    […] the Greek seige of Troy. While considering the treatment by Menelaus of his prisoner Adrestus in Book VI, I cited Collingwood in describing civil behavior as abstention from arousing a passion that would […]

  2. By On Chapman’s Homer’s Iliad, Book XVI « Polytropy on September 18, 2019 at 9:20 am

    […] Book VI, Hector prays that his son will be superior to himself. Achilles is not like that with Patroclus, […]

  3. By On Chapman’s Homer’s Iliad, Book I « Polytropy on September 29, 2019 at 5:25 am

    […] 365): that’s Cilician Thebes, Eetion being the father of Andromache, whom we shall meet in Book VI. Perhaps Chrysa should be understood as a village attached to Thebes, which is in turn attached to, […]

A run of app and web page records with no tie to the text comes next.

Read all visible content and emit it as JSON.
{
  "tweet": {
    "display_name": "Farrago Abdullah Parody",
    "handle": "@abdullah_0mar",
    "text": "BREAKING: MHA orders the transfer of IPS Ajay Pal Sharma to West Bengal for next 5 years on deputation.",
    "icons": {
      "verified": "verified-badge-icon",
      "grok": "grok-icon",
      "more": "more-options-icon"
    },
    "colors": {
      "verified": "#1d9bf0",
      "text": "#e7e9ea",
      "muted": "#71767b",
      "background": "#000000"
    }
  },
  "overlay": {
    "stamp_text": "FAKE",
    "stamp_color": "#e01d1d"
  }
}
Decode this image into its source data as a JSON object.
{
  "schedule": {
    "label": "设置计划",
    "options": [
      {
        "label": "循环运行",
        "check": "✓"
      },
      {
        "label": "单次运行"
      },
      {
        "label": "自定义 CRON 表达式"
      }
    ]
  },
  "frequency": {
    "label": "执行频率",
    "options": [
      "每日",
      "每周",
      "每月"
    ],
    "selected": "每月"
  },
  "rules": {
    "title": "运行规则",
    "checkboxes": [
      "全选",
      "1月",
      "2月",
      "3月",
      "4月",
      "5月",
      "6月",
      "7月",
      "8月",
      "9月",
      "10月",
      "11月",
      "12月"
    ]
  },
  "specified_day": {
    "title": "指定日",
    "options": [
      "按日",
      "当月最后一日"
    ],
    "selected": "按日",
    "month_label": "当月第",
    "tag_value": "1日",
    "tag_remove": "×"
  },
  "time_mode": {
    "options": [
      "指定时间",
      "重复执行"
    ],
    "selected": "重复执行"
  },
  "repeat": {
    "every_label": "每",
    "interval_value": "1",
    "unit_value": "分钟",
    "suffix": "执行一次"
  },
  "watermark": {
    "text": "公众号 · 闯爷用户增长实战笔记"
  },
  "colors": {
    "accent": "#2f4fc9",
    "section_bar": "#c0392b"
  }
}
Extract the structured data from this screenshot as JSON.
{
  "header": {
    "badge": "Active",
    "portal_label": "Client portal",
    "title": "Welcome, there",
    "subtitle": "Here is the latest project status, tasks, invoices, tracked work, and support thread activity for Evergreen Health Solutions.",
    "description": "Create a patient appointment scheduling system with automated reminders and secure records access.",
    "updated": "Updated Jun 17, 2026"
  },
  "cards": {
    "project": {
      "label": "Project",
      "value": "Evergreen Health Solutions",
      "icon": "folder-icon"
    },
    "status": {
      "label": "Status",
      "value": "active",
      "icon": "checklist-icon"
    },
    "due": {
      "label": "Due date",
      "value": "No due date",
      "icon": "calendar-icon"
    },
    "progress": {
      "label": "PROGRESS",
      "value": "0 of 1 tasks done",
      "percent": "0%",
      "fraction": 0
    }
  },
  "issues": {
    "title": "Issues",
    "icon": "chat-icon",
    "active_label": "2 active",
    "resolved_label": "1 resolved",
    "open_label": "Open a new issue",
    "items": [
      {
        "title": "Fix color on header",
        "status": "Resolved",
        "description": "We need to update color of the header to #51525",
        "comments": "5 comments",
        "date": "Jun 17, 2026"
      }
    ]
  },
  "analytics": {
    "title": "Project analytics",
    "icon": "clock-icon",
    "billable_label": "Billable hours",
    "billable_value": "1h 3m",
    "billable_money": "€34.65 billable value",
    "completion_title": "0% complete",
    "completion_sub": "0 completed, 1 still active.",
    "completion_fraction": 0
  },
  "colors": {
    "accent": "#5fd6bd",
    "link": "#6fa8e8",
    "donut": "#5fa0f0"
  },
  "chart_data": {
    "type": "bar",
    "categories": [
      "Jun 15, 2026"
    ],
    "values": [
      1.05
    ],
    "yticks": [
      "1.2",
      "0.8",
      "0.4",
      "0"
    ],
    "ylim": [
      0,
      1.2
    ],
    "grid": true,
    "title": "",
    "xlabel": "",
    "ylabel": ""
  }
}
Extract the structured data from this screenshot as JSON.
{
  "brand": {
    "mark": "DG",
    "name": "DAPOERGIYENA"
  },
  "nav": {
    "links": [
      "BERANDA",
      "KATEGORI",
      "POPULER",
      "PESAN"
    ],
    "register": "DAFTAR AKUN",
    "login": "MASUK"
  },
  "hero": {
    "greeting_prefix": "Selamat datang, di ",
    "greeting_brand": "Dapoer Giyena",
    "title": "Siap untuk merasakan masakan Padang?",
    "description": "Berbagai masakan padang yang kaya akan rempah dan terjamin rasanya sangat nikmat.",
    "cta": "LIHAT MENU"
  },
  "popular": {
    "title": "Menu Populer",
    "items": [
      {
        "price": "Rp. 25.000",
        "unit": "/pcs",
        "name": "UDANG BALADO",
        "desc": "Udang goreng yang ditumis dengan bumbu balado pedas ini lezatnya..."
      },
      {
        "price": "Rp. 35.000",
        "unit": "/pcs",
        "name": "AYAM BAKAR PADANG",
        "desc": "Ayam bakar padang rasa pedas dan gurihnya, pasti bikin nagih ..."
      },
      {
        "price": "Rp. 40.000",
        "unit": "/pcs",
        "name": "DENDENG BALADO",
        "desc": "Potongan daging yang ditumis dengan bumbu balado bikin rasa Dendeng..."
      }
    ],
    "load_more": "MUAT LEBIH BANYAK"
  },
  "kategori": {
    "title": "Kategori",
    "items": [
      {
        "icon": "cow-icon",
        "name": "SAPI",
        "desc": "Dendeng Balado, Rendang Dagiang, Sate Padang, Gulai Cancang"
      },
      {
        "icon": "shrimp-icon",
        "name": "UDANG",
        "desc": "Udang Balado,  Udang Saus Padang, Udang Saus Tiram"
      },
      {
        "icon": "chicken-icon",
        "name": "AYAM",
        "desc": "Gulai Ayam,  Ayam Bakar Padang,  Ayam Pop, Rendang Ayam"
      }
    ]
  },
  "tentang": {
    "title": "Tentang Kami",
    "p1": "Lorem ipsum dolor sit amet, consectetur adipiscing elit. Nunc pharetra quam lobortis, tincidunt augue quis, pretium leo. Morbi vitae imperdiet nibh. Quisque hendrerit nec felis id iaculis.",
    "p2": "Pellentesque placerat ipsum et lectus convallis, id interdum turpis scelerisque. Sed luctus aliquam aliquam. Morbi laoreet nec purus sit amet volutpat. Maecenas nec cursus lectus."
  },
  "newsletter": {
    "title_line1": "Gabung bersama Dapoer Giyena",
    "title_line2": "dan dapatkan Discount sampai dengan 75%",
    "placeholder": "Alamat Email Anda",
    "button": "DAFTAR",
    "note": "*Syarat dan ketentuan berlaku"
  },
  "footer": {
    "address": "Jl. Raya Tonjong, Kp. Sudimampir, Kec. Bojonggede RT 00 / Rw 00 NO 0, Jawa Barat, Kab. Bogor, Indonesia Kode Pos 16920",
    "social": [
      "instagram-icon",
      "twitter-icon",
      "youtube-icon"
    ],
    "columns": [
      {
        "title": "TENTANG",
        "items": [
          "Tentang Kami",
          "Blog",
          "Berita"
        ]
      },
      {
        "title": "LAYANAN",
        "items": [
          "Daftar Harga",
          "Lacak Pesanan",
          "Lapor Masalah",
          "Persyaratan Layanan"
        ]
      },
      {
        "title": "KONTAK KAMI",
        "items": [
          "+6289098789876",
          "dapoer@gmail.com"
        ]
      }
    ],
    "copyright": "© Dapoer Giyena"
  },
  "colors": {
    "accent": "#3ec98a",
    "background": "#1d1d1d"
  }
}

  4. By On Plato’s Republic, 5 « Polytropy on September 26, 2021 at 9:35 am

    […] would try to prove the Law of Contradiction. I recall noting the conflict within Hector, seen in Book VI of the Iliad: there was a hope that his son would be known as the better man, along with the […]

  5. By On Plato’s Republic, 12 « Polytropy on November 22, 2021 at 10:07 pm

    […] quote is apparently from Book VI of the Iliad, at the end of the speech of Glaucus (Γλαῦκος) to Diomedes. This is the speech […]

  6. By On Plato’s Republic, 3 « Polytropy on November 23, 2021 at 6:39 pm

    […] one can believe this from a thorough reading of the Iliad, I do not know. I take an example from Book VI (in Chapman’s translation in an 1887 edition from Routledge in London), where Athena denies the […]

  7. By On Plato’s Republic, 13 « Polytropy on December 5, 2021 at 2:11 pm

    […] became insane, while the latter sought out habitations in desert places; wherefore Homer writes [Book VI, lines […]

  8. By Ways of Thinking « Polytropy on August 28, 2022 at 5:10 am

    […] wrote about Book VI, later in 2017, where I am now, in Altınova, Ayvalık, Balıkesir, Turkey, on the beach opposite […]

  9. By On Homer’s Iliad Book III « Polytropy on December 12, 2022 at 5:23 pm

    […] particular simile that Glaucus will tell to Diomedes in Book VI (lines […]

  10. By On Homer’s Iliad Book VI « Polytropy on January 2, 2023 at 5:04 pm

    […] may not be a bad thing, if done in the spirit of Glaucus, who tells his nominal enemy Diomedes in Book VI (lines […]

Leave a Reply

Fill in your details below or click an icon to log in:

WordPress.com Logo

You are commenting using your WordPress.com account. Log Out /  Change )

Facebook photo

You are commenting using your Facebook account. Log Out /  Change )

Connecting to %s

This site uses Akismet to reduce spam. Learn how your comment data is processed.

%d bloggers like this: